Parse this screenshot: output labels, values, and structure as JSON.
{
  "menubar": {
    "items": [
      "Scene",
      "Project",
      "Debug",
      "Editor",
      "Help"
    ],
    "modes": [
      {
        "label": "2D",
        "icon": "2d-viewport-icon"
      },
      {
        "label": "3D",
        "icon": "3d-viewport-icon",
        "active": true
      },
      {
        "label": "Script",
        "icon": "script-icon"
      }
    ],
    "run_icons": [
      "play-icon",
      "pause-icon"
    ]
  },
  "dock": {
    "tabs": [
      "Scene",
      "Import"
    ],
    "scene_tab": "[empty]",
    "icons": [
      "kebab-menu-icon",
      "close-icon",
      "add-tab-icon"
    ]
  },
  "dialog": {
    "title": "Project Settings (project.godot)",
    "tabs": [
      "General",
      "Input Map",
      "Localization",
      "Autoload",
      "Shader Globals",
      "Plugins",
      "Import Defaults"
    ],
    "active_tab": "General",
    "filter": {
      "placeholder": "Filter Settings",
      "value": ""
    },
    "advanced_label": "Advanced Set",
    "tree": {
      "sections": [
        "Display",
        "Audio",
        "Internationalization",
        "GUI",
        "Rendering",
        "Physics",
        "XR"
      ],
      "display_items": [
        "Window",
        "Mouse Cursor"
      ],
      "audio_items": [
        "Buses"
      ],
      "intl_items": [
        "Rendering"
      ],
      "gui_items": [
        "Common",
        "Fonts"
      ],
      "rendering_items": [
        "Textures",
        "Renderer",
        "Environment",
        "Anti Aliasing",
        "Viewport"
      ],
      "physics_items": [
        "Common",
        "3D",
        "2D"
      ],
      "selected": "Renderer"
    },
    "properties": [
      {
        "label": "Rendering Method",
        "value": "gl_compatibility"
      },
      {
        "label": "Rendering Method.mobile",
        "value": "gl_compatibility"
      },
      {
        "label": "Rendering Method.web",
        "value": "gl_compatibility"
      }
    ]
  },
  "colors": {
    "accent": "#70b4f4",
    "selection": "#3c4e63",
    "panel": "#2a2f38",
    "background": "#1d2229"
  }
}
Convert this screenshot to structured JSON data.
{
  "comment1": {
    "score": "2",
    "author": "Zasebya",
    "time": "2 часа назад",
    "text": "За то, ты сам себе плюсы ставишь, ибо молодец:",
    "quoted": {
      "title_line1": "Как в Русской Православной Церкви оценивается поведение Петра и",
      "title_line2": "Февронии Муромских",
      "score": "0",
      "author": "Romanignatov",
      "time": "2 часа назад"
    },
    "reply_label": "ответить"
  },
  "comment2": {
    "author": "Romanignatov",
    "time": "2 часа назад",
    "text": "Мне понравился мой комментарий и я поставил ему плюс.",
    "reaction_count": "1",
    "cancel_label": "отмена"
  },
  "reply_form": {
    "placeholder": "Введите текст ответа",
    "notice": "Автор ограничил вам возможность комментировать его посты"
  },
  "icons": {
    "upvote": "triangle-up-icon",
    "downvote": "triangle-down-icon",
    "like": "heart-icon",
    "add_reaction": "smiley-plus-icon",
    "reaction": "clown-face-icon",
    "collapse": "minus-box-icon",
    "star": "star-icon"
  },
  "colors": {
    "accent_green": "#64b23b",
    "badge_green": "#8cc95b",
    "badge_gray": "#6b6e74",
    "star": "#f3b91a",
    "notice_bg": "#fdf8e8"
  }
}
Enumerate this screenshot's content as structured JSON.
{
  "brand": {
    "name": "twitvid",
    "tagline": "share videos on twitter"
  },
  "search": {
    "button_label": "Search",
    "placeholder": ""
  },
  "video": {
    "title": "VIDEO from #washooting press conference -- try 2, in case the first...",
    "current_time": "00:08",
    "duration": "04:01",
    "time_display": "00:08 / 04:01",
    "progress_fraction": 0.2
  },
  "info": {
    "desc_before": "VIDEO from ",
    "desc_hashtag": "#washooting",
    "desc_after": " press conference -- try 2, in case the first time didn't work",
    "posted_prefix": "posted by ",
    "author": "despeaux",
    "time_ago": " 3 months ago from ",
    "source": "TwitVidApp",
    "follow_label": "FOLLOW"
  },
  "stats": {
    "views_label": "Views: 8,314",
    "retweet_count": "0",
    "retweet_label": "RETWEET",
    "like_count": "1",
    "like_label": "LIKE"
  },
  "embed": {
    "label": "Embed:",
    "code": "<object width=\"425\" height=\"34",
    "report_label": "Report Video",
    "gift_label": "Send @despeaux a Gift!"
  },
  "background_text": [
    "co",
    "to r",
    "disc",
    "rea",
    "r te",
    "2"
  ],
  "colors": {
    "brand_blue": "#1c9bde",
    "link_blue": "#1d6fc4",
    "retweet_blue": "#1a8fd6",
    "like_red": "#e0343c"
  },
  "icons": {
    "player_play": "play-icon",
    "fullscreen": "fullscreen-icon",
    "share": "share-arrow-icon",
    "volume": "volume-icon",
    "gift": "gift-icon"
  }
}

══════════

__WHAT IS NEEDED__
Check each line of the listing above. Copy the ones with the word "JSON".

__SOLVED PROBLEM__
Parse this screenshot: output labels, values, and structure as JSON.
Convert this screenshot to structured JSON data.
Enumerate this screenshot's content as structured JSON.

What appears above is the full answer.